==== THE INPUT

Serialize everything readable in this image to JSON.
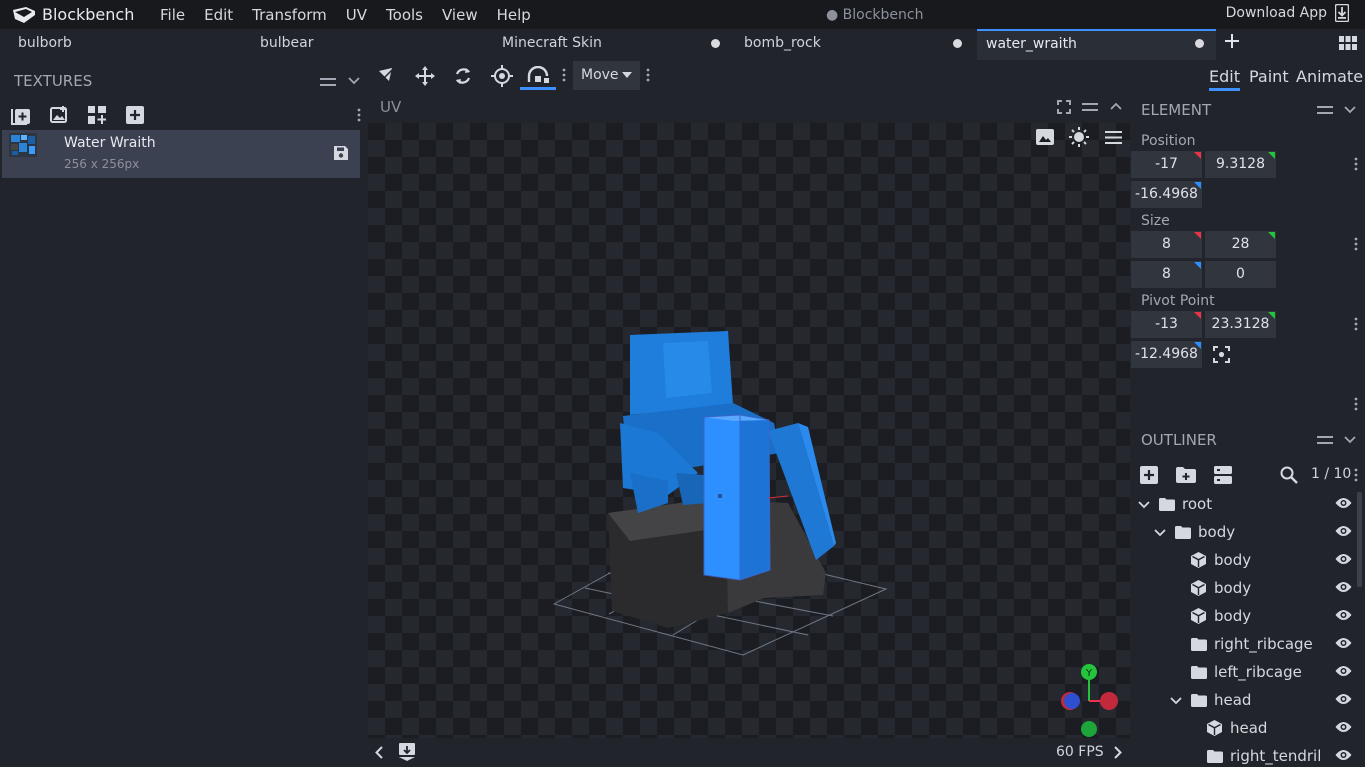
{
  "app": {
    "name": "Blockbench",
    "window_title": "● Blockbench",
    "download_label": "Download App"
  },
  "menu": [
    "File",
    "Edit",
    "Transform",
    "UV",
    "Tools",
    "View",
    "Help"
  ],
  "tabs": [
    {
      "label": "bulborb",
      "unsaved": false,
      "active": false
    },
    {
      "label": "bulbear",
      "unsaved": false,
      "active": false
    },
    {
      "label": "Minecraft Skin",
      "unsaved": true,
      "active": false
    },
    {
      "label": "bomb_rock",
      "unsaved": true,
      "active": false
    },
    {
      "label": "water_wraith",
      "unsaved": true,
      "active": true
    }
  ],
  "textures": {
    "title": "TEXTURES",
    "item": {
      "name": "Water Wraith",
      "size": "256 x 256px"
    }
  },
  "toolbar": {
    "mode_select": "Move"
  },
  "viewport": {
    "label": "UV",
    "fps": "60 FPS",
    "gizmo_y": "Y"
  },
  "modes": [
    "Edit",
    "Paint",
    "Animate"
  ],
  "element": {
    "title": "ELEMENT",
    "position": {
      "label": "Position",
      "x": "-17",
      "y": "9.3128",
      "z": "-16.4968"
    },
    "size": {
      "label": "Size",
      "x": "8",
      "y": "28",
      "z": "8",
      "inflate": "0"
    },
    "pivot": {
      "label": "Pivot Point",
      "x": "-13",
      "y": "23.3128",
      "z": "-12.4968"
    }
  },
  "outliner": {
    "title": "OUTLINER",
    "counter": "1 / 10",
    "items": [
      {
        "label": "root",
        "type": "group",
        "depth": 0,
        "expanded": true
      },
      {
        "label": "body",
        "type": "group",
        "depth": 1,
        "expanded": true
      },
      {
        "label": "body",
        "type": "cube",
        "depth": 2
      },
      {
        "label": "body",
        "type": "cube",
        "depth": 2
      },
      {
        "label": "body",
        "type": "cube",
        "depth": 2
      },
      {
        "label": "right_ribcage",
        "type": "group",
        "depth": 2,
        "expanded": false
      },
      {
        "label": "left_ribcage",
        "type": "group",
        "depth": 2,
        "expanded": false
      },
      {
        "label": "head",
        "type": "group",
        "depth": 2,
        "expanded": true
      },
      {
        "label": "head",
        "type": "cube",
        "depth": 3
      },
      {
        "label": "right_tendril",
        "type": "group",
        "depth": 3,
        "expanded": false
      }
    ]
  },
  "colors": {
    "accent": "#3e90ff",
    "x_axis": "#e8334a",
    "y_axis": "#24c43c",
    "z_axis": "#2f6ce8"
  }
}
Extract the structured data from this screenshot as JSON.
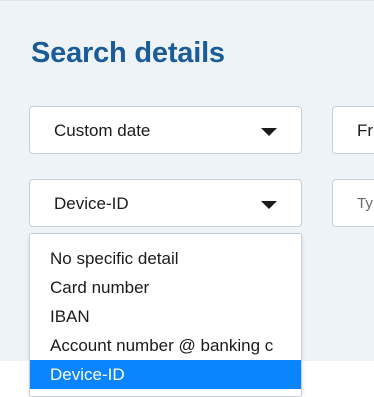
{
  "heading": "Search details",
  "date_select": {
    "value": "Custom date"
  },
  "from_field": {
    "text": "Fr"
  },
  "detail_select": {
    "value": "Device-ID",
    "options": [
      "No specific detail",
      "Card number",
      "IBAN",
      "Account number @ banking c",
      "Device-ID"
    ],
    "selected_index": 4
  },
  "type_field": {
    "placeholder": "Ty"
  },
  "colors": {
    "heading": "#1a5c97",
    "panel_bg": "#eef3f8",
    "selected_bg": "#0a84ff",
    "border": "#c7d0da"
  }
}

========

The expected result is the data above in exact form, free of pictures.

**EXPECTED OUTPUT**
Serialize everything readable in this image to JSON.
{
  "app": {
    "name": "Blockbench",
    "window_title": "● Blockbench",
    "download_label": "Download App"
  },
  "menu": [
    "File",
    "Edit",
    "Transform",
    "UV",
    "Tools",
    "View",
    "Help"
  ],
  "tabs": [
    {
      "label": "bulborb",
      "unsaved": false,
      "active": false
    },
    {
      "label": "bulbear",
      "unsaved": false,
      "active": false
    },
    {
      "label": "Minecraft Skin",
      "unsaved": true,
      "active": false
    },
    {
      "label": "bomb_rock",
      "unsaved": true,
      "active": false
    },
    {
      "label": "water_wraith",
      "unsaved": true,
      "active": true
    }
  ],
  "textures": {
    "title": "TEXTURES",
    "item": {
      "name": "Water Wraith",
      "size": "256 x 256px"
    }
  },
  "toolbar": {
    "mode_select": "Move"
  },
  "viewport": {
    "label": "UV",
    "fps": "60 FPS",
    "gizmo_y": "Y"
  },
  "modes": [
    "Edit",
    "Paint",
    "Animate"
  ],
  "element": {
    "title": "ELEMENT",
    "position": {
      "label": "Position",
      "x": "-17",
      "y": "9.3128",
      "z": "-16.4968"
    },
    "size": {
      "label": "Size",
      "x": "8",
      "y": "28",
      "z": "8",
      "inflate": "0"
    },
    "pivot": {
      "label": "Pivot Point",
      "x": "-13",
      "y": "23.3128",
      "z": "-12.4968"
    }
  },
  "outliner": {
    "title": "OUTLINER",
    "counter": "1 / 10",
    "items": [
      {
        "label": "root",
        "type": "group",
        "depth": 0,
        "expanded": true
      },
      {
        "label": "body",
        "type": "group",
        "depth": 1,
        "expanded": true
      },
      {
        "label": "body",
        "type": "cube",
        "depth": 2
      },
      {
        "label": "body",
        "type": "cube",
        "depth": 2
      },
      {
        "label": "body",
        "type": "cube",
        "depth": 2
      },
      {
        "label": "right_ribcage",
        "type": "group",
        "depth": 2,
        "expanded": false
      },
      {
        "label": "left_ribcage",
        "type": "group",
        "depth": 2,
        "expanded": false
      },
      {
        "label": "head",
        "type": "group",
        "depth": 2,
        "expanded": true
      },
      {
        "label": "head",
        "type": "cube",
        "depth": 3
      },
      {
        "label": "right_tendril",
        "type": "group",
        "depth": 3,
        "expanded": false
      }
    ]
  },
  "colors": {
    "accent": "#3e90ff",
    "x_axis": "#e8334a",
    "y_axis": "#24c43c",
    "z_axis": "#2f6ce8"
  }
}
Extract the structured data from this screenshot as JSON.
{
  "heading": "Search details",
  "date_select": {
    "value": "Custom date"
  },
  "from_field": {
    "text": "Fr"
  },
  "detail_select": {
    "value": "Device-ID",
    "options": [
      "No specific detail",
      "Card number",
      "IBAN",
      "Account number @ banking c",
      "Device-ID"
    ],
    "selected_index": 4
  },
  "type_field": {
    "placeholder": "Ty"
  },
  "colors": {
    "heading": "#1a5c97",
    "panel_bg": "#eef3f8",
    "selected_bg": "#0a84ff",
    "border": "#c7d0da"
  }
}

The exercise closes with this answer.